Chrome and Firefox

  • The False Teeth of Chrome's Ad Filter.
    Today Google launched a new version of its Chrome browser with what they call an "ad filter"—which means that it sometimes blocks ads but is not an "ad blocker." EFF welcomes the elimination of the worst ad formats. But Google's approach here is a band-aid response to the crisis of trust in advertising that leaves massive user privacy issues unaddressed. Last year, a new industry organization, the Coalition for Better Ads, published user research investigating ad formats responsible for "bad ad experiences." The Coalition examined 55 ad formats, of which 12 were deemed unacceptable. These included various full page takeovers (prestitial, postitial, rollover), autoplay videos with sound, pop-ups of all types, and ad density of more than 35% on mobile. Google is supposed to check sites for the forbidden formats and give offenders 30 days to reform or have all their ads blocked in Chrome. Censured sites can purge the offending ads and request reexamination. [...] Some commentators have interpreted ad blocking as the "biggest boycott in history" against the abusive and intrusive nature of online advertising. Now the Coalition aims to slow the adoption of blockers by enacting minimal reforms. Pagefair, an adtech company that monitors adblocker use, estimates 600 million active users of blockers. Some see no ads at all, but most users of the two largest blockers, AdBlock and Adblock Plus, see ads "whitelisted" under the Acceptable Ads program. These companies leverage their position as gatekeepers to the user's eyeballs, obliging Google to buy back access to the "blocked" part of their user base through payments under Acceptable Ads. This is expensive (a German newspaper claims a figure as high as 25 million euros) and is viewed with disapproval by many advertisers and publishers.
  • Going Home
  • David Humphrey: Edge Cases
  • Experiments in productivity: the shared bug queue
    Over the next six months, Mozilla is planning to switch code review tools from mozreview/splinter to phabricator. Phabricator has more modern built-in tools like Herald that would have made setting up this shared queue a little easier, and that’s why I paused…briefly
  • Improving the web with small, composable tools
    Firefox Screenshots is the first Test Pilot experiment to graduate into Firefox, and it’s been surprisingly successful.
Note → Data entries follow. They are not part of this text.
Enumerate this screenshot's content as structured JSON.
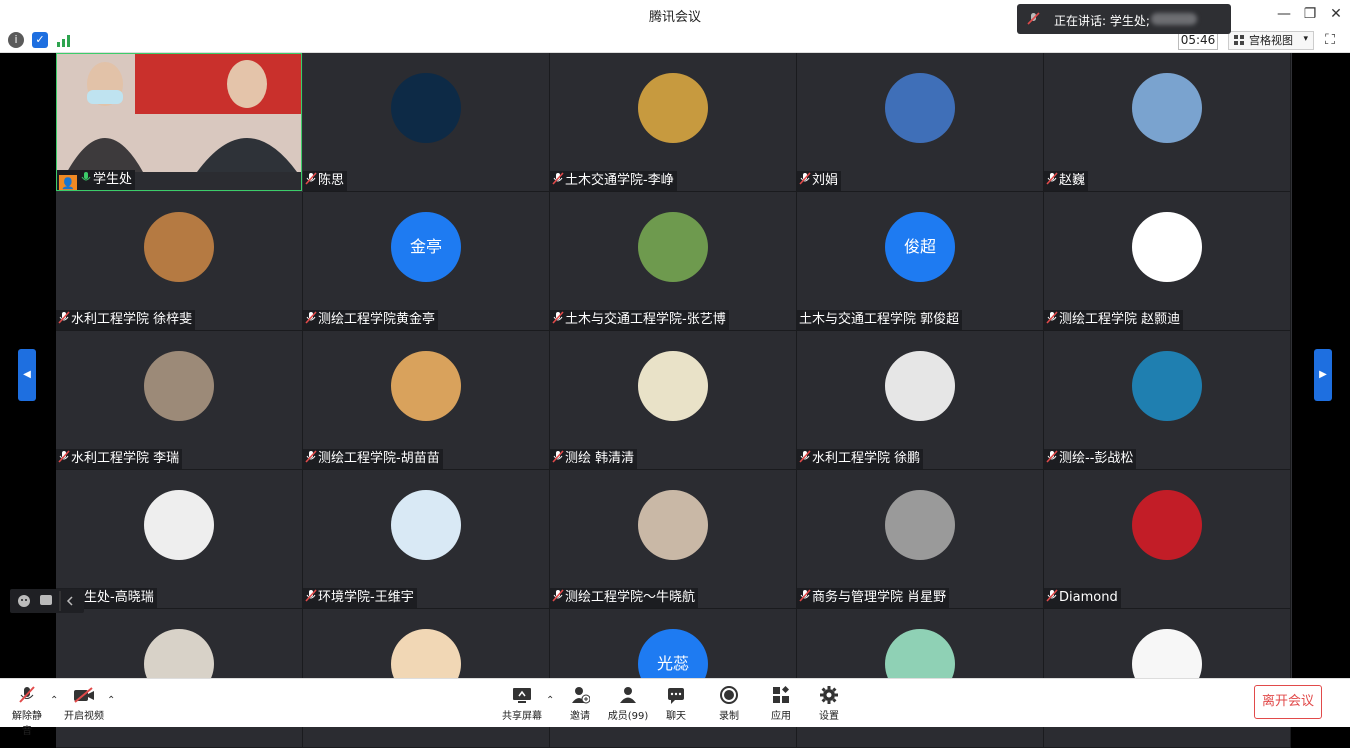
{
  "window": {
    "title": "腾讯会议",
    "min": "—",
    "restore": "❐",
    "close": "✕"
  },
  "toolbar": {
    "timer": "05:46",
    "view_label": "宫格视图",
    "view_caret": "▾",
    "fullscreen": "⛶"
  },
  "speaking": {
    "text": "正在讲话: 学生处;"
  },
  "nav": {
    "prev": "◀",
    "next": "▶"
  },
  "tiles": [
    {
      "name": "学生处",
      "kind": "video"
    },
    {
      "name": "陈思",
      "kind": "img",
      "color": "#0d2a46"
    },
    {
      "name": "土木交通学院-李峥",
      "kind": "img",
      "color": "#c79a3f"
    },
    {
      "name": "刘娟",
      "kind": "img",
      "color": "#3f6fb8"
    },
    {
      "name": "赵巍",
      "kind": "img",
      "color": "#7aa3cf"
    },
    {
      "name": "水利工程学院 徐梓斐",
      "kind": "img",
      "color": "#b57a42"
    },
    {
      "name": "测绘工程学院黄金亭",
      "kind": "text",
      "initials": "金亭"
    },
    {
      "name": "土木与交通工程学院-张艺博",
      "kind": "img",
      "color": "#6e9a4e"
    },
    {
      "name": "土木与交通工程学院 郭俊超",
      "kind": "text",
      "initials": "俊超",
      "nomic": true
    },
    {
      "name": "测绘工程学院 赵颢迪",
      "kind": "img",
      "color": "#ffffff"
    },
    {
      "name": "水利工程学院 李瑞",
      "kind": "img",
      "color": "#9c8a78"
    },
    {
      "name": "测绘工程学院-胡苗苗",
      "kind": "img",
      "color": "#d9a25c"
    },
    {
      "name": "测绘 韩清清",
      "kind": "img",
      "color": "#e9e2c8"
    },
    {
      "name": "水利工程学院 徐鹏",
      "kind": "img",
      "color": "#e6e6e6"
    },
    {
      "name": "测绘--彭战松",
      "kind": "img",
      "color": "#1f7fb0"
    },
    {
      "name": "学生处-高晓瑞",
      "kind": "img",
      "color": "#eeeeee"
    },
    {
      "name": "环境学院-王维宇",
      "kind": "img",
      "color": "#d9e9f5"
    },
    {
      "name": "测绘工程学院～牛晓航",
      "kind": "img",
      "color": "#c9b8a6"
    },
    {
      "name": "商务与管理学院 肖星野",
      "kind": "img",
      "color": "#9a9a9a"
    },
    {
      "name": "Diamond",
      "kind": "img",
      "color": "#c21d27"
    },
    {
      "name": "",
      "kind": "img",
      "color": "#d8d2c8"
    },
    {
      "name": "",
      "kind": "img",
      "color": "#f1d7b5"
    },
    {
      "name": "",
      "kind": "text",
      "initials": "光蕊"
    },
    {
      "name": "",
      "kind": "img",
      "color": "#8fd1b5"
    },
    {
      "name": "",
      "kind": "img",
      "color": "#f7f7f7"
    }
  ],
  "bottom": {
    "unmute": "解除静音",
    "start_video": "开启视频",
    "share": "共享屏幕",
    "invite": "邀请",
    "members": "成员(99)",
    "chat": "聊天",
    "record": "录制",
    "apps": "应用",
    "settings": "设置",
    "leave": "离开会议"
  },
  "colors": {
    "accent": "#1e7bf2",
    "leave": "#e14a4a",
    "tile_bg": "#2b2c31"
  }
}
You won’t see many people talking about it: it does what you expect, and it doesn’t cover new ground. Mozilla should do more of this.